“As advertisers are seeing reach and impact erode from traditional cable television, they’re focused on moving to premium streaming content,” he said during his company’s earnings call last week. “Increasingly, that is a very powerful buy on the media plan.”
May 16, 2022, 12:20 p.m. ET
But streaming is not going to be the one topic on the upfronts — the events themselves may also be center stage.
After two years of upfront pitches recorded from executives’ living rooms, buyers will fly into Latest York from across the country. They are going to shuttle amongst grand venues to observe presentations while seated alongside their competitors. Some venues are asking for proof of vaccination, while masks are a must at some; Disney is requiring a same-day negative Covid test.
To many networks, hosting an in-person upfront was nonnegotiable this 12 months.
“This show can’t be too big,” Linda Yaccarino, the chairwoman of worldwide promoting and partnerships at NBCUniversal, said she told producers of the corporate’s presentation at Radio City Music Hall on Monday. “Having everyone within the room together, there is no such thing as a surrogate for that.”
“Each brand and marketer and advertiser is available in for the upfront week,” said Rita Ferro, the president of Disney promoting sales and partnerships. “It’s going to appear and feel very different because it is vitally different — there’s so far more that we’re bringing to the stage.”
Most of the week’s showcases will eschew an in depth rundown of nightly prime-time schedules and as an alternative offer a more holistic view of obtainable content platforms.
Mr. Steinlauf, the Warner Bros. Discovery promoting chief, who’s a veteran of several many years of upfronts, described changes that represent “the most important shift of my profession.” He said streaming was “the longer term, the brand new frontier,” and heavily watched athletic events were “the brand new prime time.” Warner Bros. Discovery will make its upfronts debut on Wednesday in front of three,500 people at Madison Square Garden.
Jo Ann Ross, Paramount’s chief promoting revenue officer, said that its event on Wednesday would “show a broader look.” She described it as a “coming-out party as Paramount” for the corporate formerly referred to as ViacomCBS.

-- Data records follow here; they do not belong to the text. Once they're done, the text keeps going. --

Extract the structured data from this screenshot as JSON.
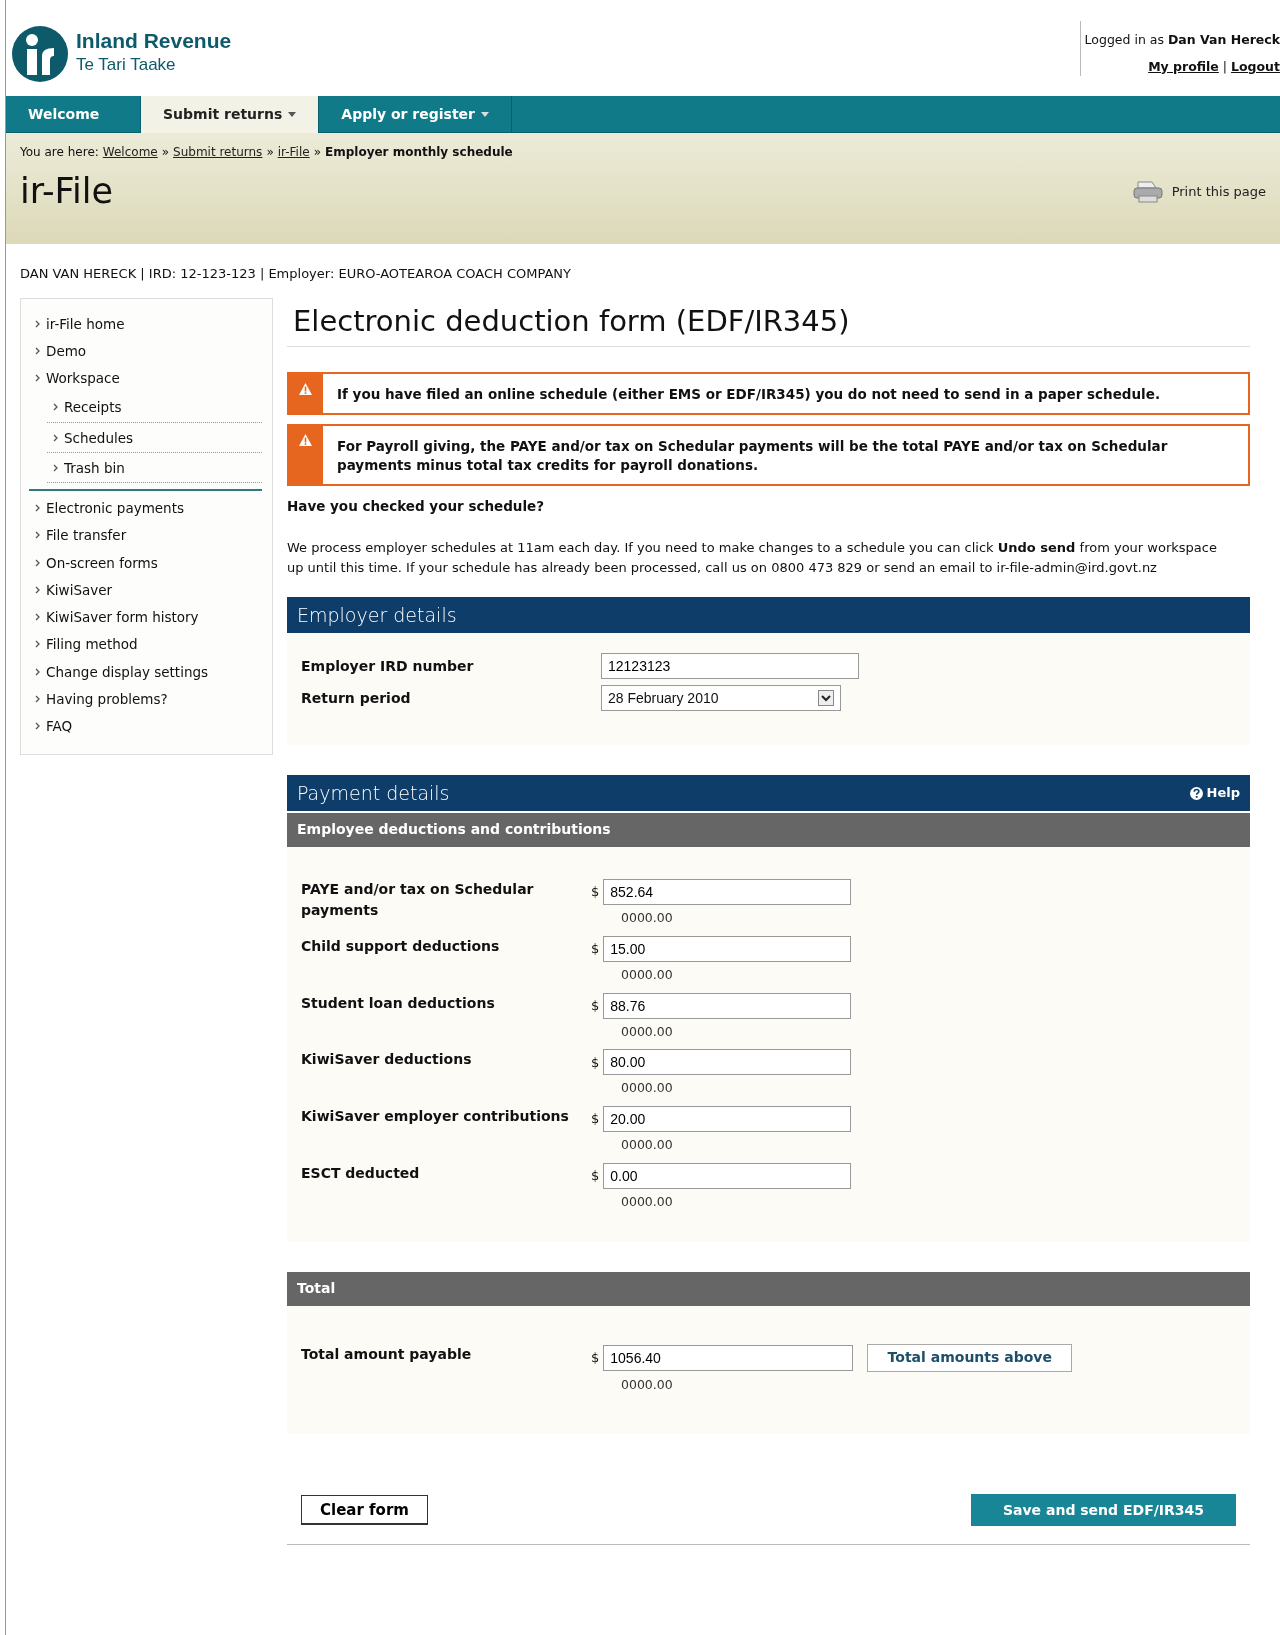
{
  "header": {
    "logo": {
      "name": "Inland Revenue",
      "subtitle": "Te Tari Taake"
    },
    "login_text": "Logged in as **Dan Van Hereck**",
    "links": [
      "My profile",
      "Logout"
    ],
    "link_separator": "|"
  },
  "nav": {
    "tabs": [
      {
        "label": "Welcome",
        "selected": false,
        "dropdown": false
      },
      {
        "label": "Submit returns",
        "selected": true,
        "dropdown": true
      },
      {
        "label": "Apply or register",
        "selected": false,
        "dropdown": true
      }
    ]
  },
  "breadcrumb": {
    "prefix": "You are here:",
    "separator": "»",
    "items": [
      {
        "label": "Welcome",
        "link": true
      },
      {
        "label": "Submit returns",
        "link": true
      },
      {
        "label": "ir-File",
        "link": true
      },
      {
        "label": "Employer monthly schedule",
        "link": false
      }
    ]
  },
  "page_title": "ir-File",
  "print_link": "Print this page",
  "identity": "DAN VAN HERECK | IRD: 12-123-123 | Employer: EURO-AOTEAROA COACH COMPANY",
  "sidebar": {
    "items": [
      {
        "label": "ir-File home"
      },
      {
        "label": "Demo"
      },
      {
        "label": "Workspace",
        "children": [
          {
            "label": "Receipts"
          },
          {
            "label": "Schedules"
          },
          {
            "label": "Trash bin"
          }
        ]
      },
      {
        "label": "Electronic payments"
      },
      {
        "label": "File transfer"
      },
      {
        "label": "On-screen forms"
      },
      {
        "label": "KiwiSaver"
      },
      {
        "label": "KiwiSaver form history"
      },
      {
        "label": "Filing method"
      },
      {
        "label": "Change display settings"
      },
      {
        "label": "Having problems?"
      },
      {
        "label": "FAQ"
      }
    ]
  },
  "form": {
    "title": "Electronic deduction form (EDF/IR345)",
    "alerts": [
      "If you have filed an online schedule (either EMS or EDF/IR345) you do not need to send in a paper schedule.",
      "For Payroll giving, the PAYE and/or tax on Schedular payments will be the total PAYE and/or tax on Schedular payments minus total tax credits for payroll donations."
    ],
    "check_heading": "Have you checked your schedule?",
    "check_text": "We process employer schedules at 11am each day. If you need to make changes to a schedule you can click **Undo send** from your workspace up until this time. If your schedule has already been processed, call us on 0800 473 829 or send an email to ir-file-admin@ird.govt.nz",
    "employer_details": {
      "title": "Employer details",
      "fields": [
        {
          "kind": "text",
          "label": "Employer IRD number",
          "value": "12123123"
        },
        {
          "kind": "select",
          "label": "Return period",
          "value": "28 February 2010"
        }
      ]
    },
    "payment_details": {
      "title": "Payment details",
      "help": "Help",
      "subtitle": "Employee deductions and contributions",
      "currency": "$",
      "rows": [
        {
          "label": "PAYE and/or tax on Schedular payments",
          "value": "852.64",
          "hint": "0000.00"
        },
        {
          "label": "Child support deductions",
          "value": "15.00",
          "hint": "0000.00"
        },
        {
          "label": "Student loan deductions",
          "value": "88.76",
          "hint": "0000.00"
        },
        {
          "label": "KiwiSaver deductions",
          "value": "80.00",
          "hint": "0000.00"
        },
        {
          "label": "KiwiSaver employer contributions",
          "value": "20.00",
          "hint": "0000.00"
        },
        {
          "label": "ESCT deducted",
          "value": "0.00",
          "hint": "0000.00"
        }
      ]
    },
    "total": {
      "title": "Total",
      "label": "Total amount payable",
      "currency": "$",
      "value": "1056.40",
      "hint": "0000.00",
      "button": "Total amounts above"
    },
    "buttons": {
      "clear": "Clear form",
      "send": "Save and send EDF/IR345"
    }
  }
}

“It’s going to feel different than what it was up to now,” she said.
On Tuesday, Disney will abandon its usual upfront home at Lincoln Center and move to an area within the Lower East Side at Pier 36. The presentation will feature its three streaming platforms — Hulu, ESPN+ and Disney+ — sharing a stage for the primary time. NBC Universal will highlight its technological capabilities, equivalent to data collection, while also drumming up its Peacock streaming platform, although the service already made a pitch earlier this month during NewFronts, an event for digital corporations courting Madison Avenue.

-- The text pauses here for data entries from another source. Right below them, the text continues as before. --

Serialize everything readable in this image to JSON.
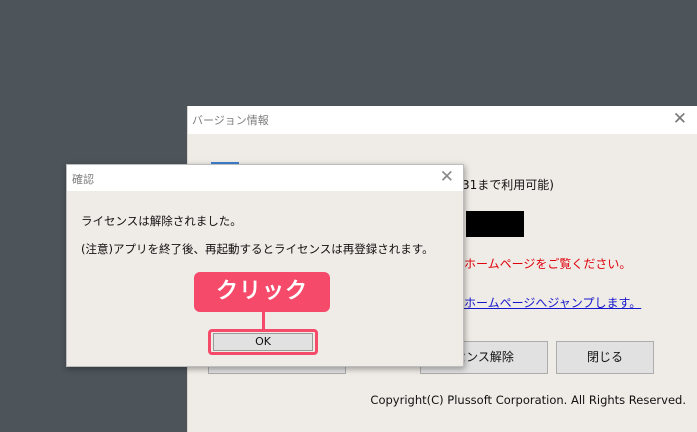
{
  "version_window": {
    "title": "バージョン情報",
    "availability_text": "31まで利用可能)",
    "notice_text": "ホームページをご覧ください。",
    "link_text": "ホームページへジャンプします。",
    "release_button_label": "センス解除",
    "close_button_label": "閉じる",
    "copyright": "Copyright(C) Plussoft Corporation. All Rights Reserved."
  },
  "confirm_dialog": {
    "title": "確認",
    "message_line1": "ライセンスは解除されました。",
    "message_line2": "(注意)アプリを終了後、再起動するとライセンスは再登録されます。",
    "ok_label": "OK"
  },
  "annotation": {
    "label": "クリック",
    "color": "#f54a6a"
  }
}
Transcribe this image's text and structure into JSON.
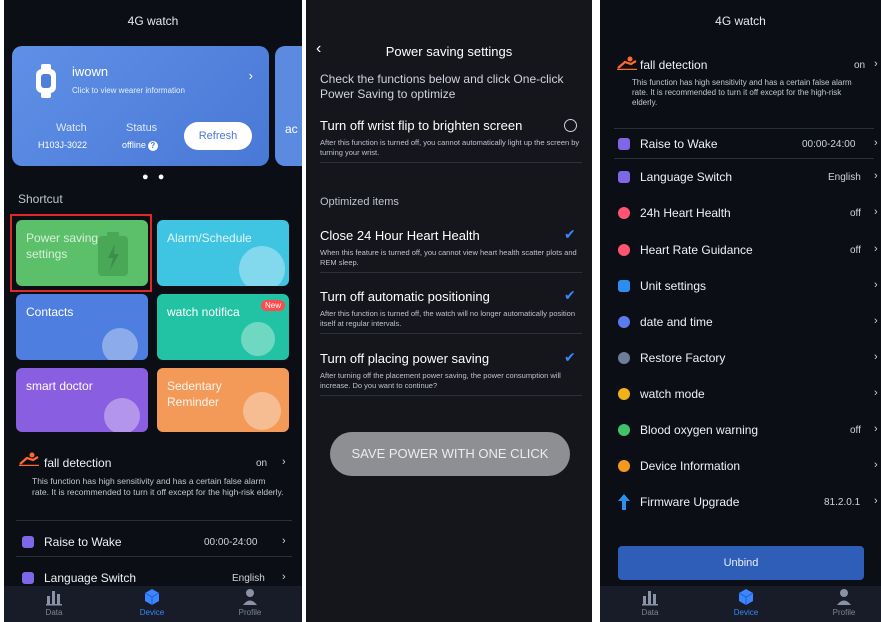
{
  "screen1": {
    "title": "4G watch",
    "device_card": {
      "name": "iwown",
      "subtitle": "Click to view wearer information",
      "watch_label": "Watch",
      "watch_value": "H103J-3022",
      "status_label": "Status",
      "status_value": "offline",
      "help_glyph": "?",
      "refresh_label": "Refresh",
      "next_card_peek": "ac"
    },
    "page_dots": "● ●",
    "shortcut_label": "Shortcut",
    "tiles": [
      {
        "label": "Power saving settings",
        "color": "#5cc06a"
      },
      {
        "label": "Alarm/Schedule",
        "color": "#3fc4e2"
      },
      {
        "label": "Contacts",
        "color": "#4e7fe0"
      },
      {
        "label": "watch notifica",
        "color": "#22c3a4",
        "badge": "New"
      },
      {
        "label": "smart doctor",
        "color": "#8a5ee0"
      },
      {
        "label": "Sedentary Reminder",
        "color": "#f39a58"
      }
    ],
    "fall_detection": {
      "title": "fall detection",
      "value": "on",
      "desc": "This function has high sensitivity and has a certain false alarm rate. It is recommended to turn it off except for the high-risk elderly."
    },
    "raise_to_wake": {
      "title": "Raise to Wake",
      "value": "00:00-24:00"
    },
    "language_switch": {
      "title": "Language Switch",
      "value": "English"
    },
    "tabs": [
      "Data",
      "Device",
      "Profile"
    ]
  },
  "screen2": {
    "title": "Power saving settings",
    "intro": "Check the functions below and click One-click Power Saving to optimize",
    "wrist_flip": {
      "title": "Turn off wrist flip to brighten screen",
      "desc": "After this function is turned off, you cannot automatically light up the screen by turning your wrist."
    },
    "section_label": "Optimized items",
    "items": [
      {
        "title": "Close 24 Hour Heart Health",
        "desc": "When this feature is turned off, you cannot view heart health scatter plots and REM sleep."
      },
      {
        "title": "Turn off automatic positioning",
        "desc": "After this function is turned off, the watch will no longer automatically position itself at regular intervals."
      },
      {
        "title": "Turn off placing power saving",
        "desc": "After turning off the placement power saving, the power consumption will increase. Do you want to continue?"
      }
    ],
    "save_button": "SAVE POWER WITH ONE CLICK"
  },
  "screen3": {
    "title": "4G watch",
    "fall_detection": {
      "title": "fall detection",
      "value": "on",
      "desc": "This function has high sensitivity and has a certain false alarm rate. It is recommended to turn it off except for the high-risk elderly."
    },
    "rows": [
      {
        "title": "Raise to Wake",
        "value": "00:00-24:00"
      },
      {
        "title": "Language Switch",
        "value": "English"
      },
      {
        "title": "24h Heart Health",
        "value": "off"
      },
      {
        "title": "Heart Rate Guidance",
        "value": "off"
      },
      {
        "title": "Unit settings",
        "value": ""
      },
      {
        "title": "date and time",
        "value": ""
      },
      {
        "title": "Restore Factory",
        "value": ""
      },
      {
        "title": "watch mode",
        "value": ""
      },
      {
        "title": "Blood oxygen warning",
        "value": "off"
      },
      {
        "title": "Device Information",
        "value": ""
      },
      {
        "title": "Firmware Upgrade",
        "value": "81.2.0.1"
      }
    ],
    "unbind_label": "Unbind",
    "tabs": [
      "Data",
      "Device",
      "Profile"
    ]
  },
  "colors": {
    "background": "#0b0e14",
    "accent": "#3b86ff",
    "card": "#4f7fdc",
    "highlight_frame": "#e02828"
  }
}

The competition could mean more demands from advertisers, like the flexibility to back out of commitments and lower thresholds for the way much buyers must spend.
“It’s basic economics — there at the moment are more options available to media buyers and so that you’re going to see rather a lot more willingness to be flexible,” said David Marine, the chief marketing officer of the true estate company Coldwell Banker.
Potential headaches for advertisers this 12 months could include Russia’s war in Ukraine, global supply issues and steep inflation, in response to Magna. But low unemployment and other signs of strength from the U.S. economy, together with the approaching midterm elections, are expected to feed a surge in ad spending.
How the upfronts address those concerns, together with deeper movements within the industry, “will probably be telling,” said Katie Klein, the chief investment officer on the agency PHD.
“There’s all the time going to be room for the upfront, there’s all the time going to be a necessity for it,” she said. “Nevertheless it’s going to evolve as our industry is evolving.”